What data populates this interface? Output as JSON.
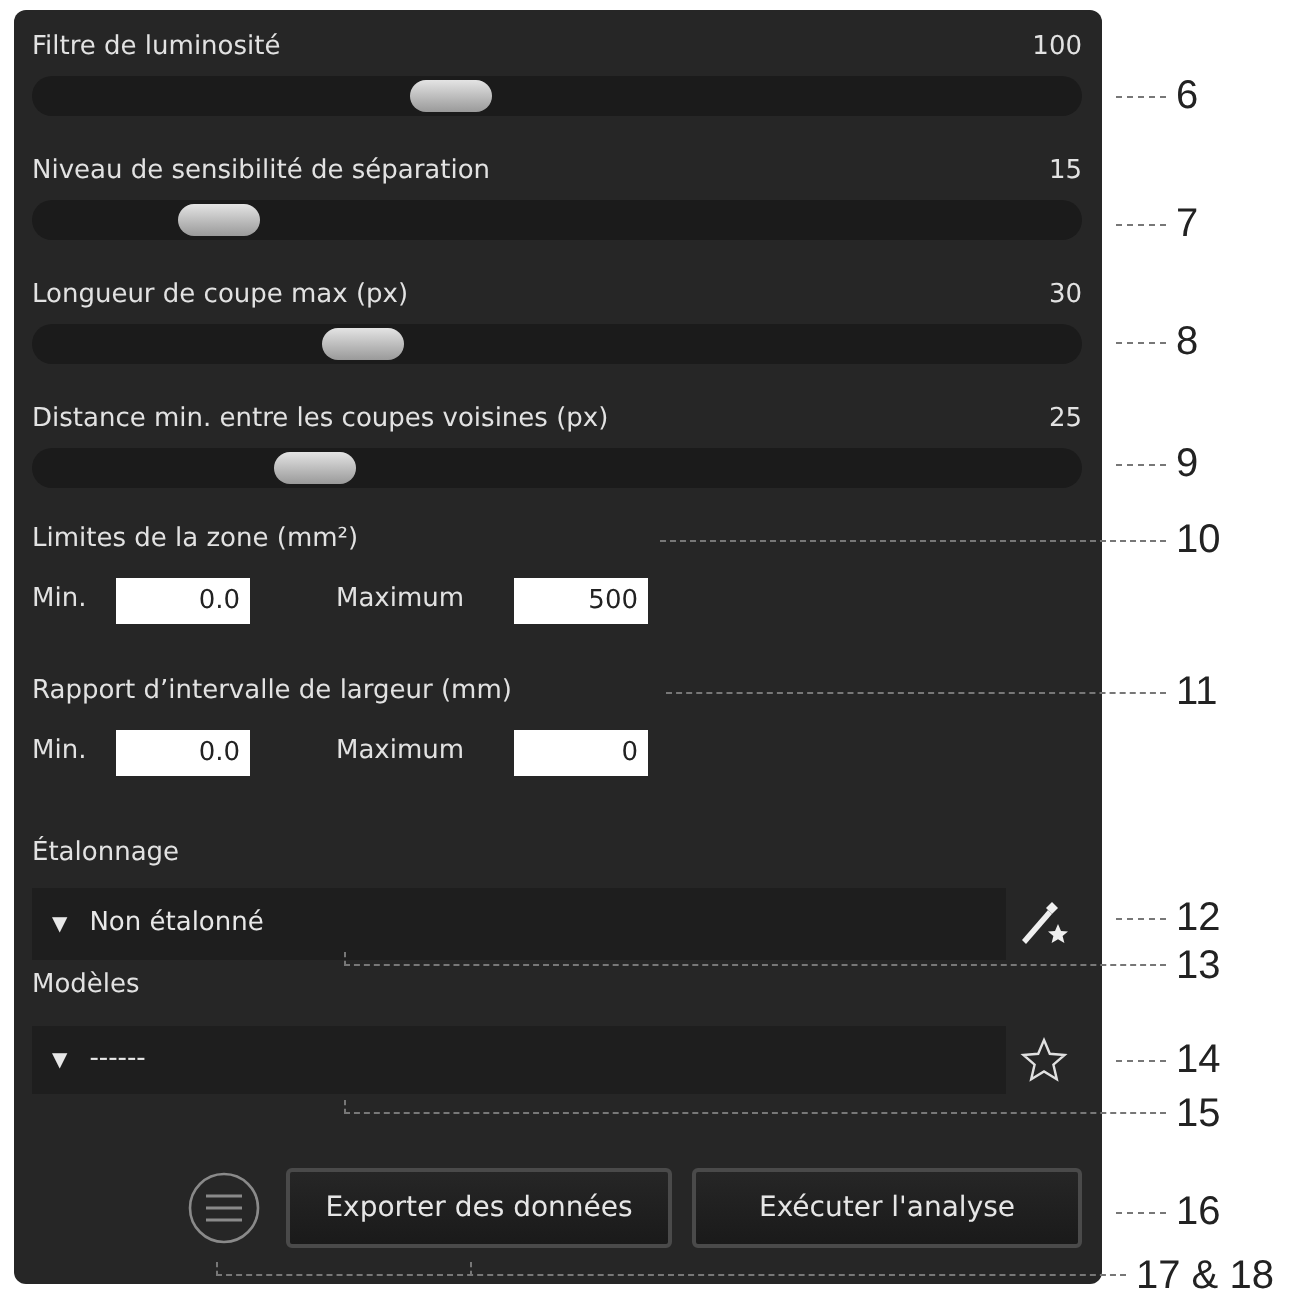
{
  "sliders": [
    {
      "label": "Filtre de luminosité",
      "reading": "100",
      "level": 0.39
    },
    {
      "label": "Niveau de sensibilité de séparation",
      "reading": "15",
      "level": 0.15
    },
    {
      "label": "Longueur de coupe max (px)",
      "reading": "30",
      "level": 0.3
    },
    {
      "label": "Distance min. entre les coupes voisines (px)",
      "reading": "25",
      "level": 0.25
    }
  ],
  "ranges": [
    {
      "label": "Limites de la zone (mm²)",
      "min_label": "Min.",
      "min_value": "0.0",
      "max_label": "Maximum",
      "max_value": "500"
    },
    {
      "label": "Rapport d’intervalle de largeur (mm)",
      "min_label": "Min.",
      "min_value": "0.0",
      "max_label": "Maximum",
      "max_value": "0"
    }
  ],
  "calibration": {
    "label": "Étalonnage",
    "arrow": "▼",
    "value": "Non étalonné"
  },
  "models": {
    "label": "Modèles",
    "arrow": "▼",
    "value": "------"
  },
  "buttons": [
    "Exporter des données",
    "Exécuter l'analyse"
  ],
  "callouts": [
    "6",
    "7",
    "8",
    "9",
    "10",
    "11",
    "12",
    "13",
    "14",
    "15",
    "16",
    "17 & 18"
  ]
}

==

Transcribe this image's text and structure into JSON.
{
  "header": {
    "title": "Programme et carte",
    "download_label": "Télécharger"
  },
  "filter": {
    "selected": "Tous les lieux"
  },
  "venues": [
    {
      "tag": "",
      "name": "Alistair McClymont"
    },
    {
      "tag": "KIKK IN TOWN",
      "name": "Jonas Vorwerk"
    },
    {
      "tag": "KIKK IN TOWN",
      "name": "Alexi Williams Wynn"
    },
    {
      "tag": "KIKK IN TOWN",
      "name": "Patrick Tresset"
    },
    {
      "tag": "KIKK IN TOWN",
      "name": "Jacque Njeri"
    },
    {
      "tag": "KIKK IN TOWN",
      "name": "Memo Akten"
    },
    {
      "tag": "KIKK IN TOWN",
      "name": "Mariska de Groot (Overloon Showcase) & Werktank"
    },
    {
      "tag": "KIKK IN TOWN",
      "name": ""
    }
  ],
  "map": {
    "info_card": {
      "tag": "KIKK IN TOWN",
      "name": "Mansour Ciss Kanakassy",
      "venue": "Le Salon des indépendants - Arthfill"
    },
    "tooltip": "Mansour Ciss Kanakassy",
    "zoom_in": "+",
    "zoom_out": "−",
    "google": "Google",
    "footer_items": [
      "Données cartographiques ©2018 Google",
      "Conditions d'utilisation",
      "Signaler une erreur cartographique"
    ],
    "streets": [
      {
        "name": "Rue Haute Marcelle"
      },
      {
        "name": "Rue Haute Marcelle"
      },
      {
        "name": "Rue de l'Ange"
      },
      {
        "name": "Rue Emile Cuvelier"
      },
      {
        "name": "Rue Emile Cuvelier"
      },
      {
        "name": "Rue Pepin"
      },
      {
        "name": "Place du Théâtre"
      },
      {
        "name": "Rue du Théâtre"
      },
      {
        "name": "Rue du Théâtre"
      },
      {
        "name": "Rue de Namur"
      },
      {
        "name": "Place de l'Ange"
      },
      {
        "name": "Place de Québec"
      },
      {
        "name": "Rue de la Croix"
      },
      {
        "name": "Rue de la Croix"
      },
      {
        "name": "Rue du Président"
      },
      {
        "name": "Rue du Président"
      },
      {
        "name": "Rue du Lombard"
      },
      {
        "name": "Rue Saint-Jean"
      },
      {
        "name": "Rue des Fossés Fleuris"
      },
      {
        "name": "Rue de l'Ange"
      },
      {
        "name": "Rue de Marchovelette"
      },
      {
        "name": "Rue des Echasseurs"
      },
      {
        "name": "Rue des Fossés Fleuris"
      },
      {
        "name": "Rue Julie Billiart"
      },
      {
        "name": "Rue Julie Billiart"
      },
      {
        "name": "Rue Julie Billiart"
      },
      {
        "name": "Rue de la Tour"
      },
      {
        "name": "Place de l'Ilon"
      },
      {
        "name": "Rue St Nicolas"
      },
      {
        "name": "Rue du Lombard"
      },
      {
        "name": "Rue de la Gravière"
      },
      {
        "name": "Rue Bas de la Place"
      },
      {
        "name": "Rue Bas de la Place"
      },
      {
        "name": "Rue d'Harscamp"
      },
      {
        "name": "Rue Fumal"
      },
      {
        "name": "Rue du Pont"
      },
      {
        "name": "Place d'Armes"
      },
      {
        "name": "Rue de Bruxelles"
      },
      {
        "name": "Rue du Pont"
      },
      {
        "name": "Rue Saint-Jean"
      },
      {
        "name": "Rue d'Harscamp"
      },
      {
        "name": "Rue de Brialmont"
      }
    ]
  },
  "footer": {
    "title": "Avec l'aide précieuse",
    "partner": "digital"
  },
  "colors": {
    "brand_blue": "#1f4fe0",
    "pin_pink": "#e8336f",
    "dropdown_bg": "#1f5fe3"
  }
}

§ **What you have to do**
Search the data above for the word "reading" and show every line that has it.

§ **Solution for this problem**
      "reading": "100",
      "reading": "15",
      "reading": "30",
      "reading": "25",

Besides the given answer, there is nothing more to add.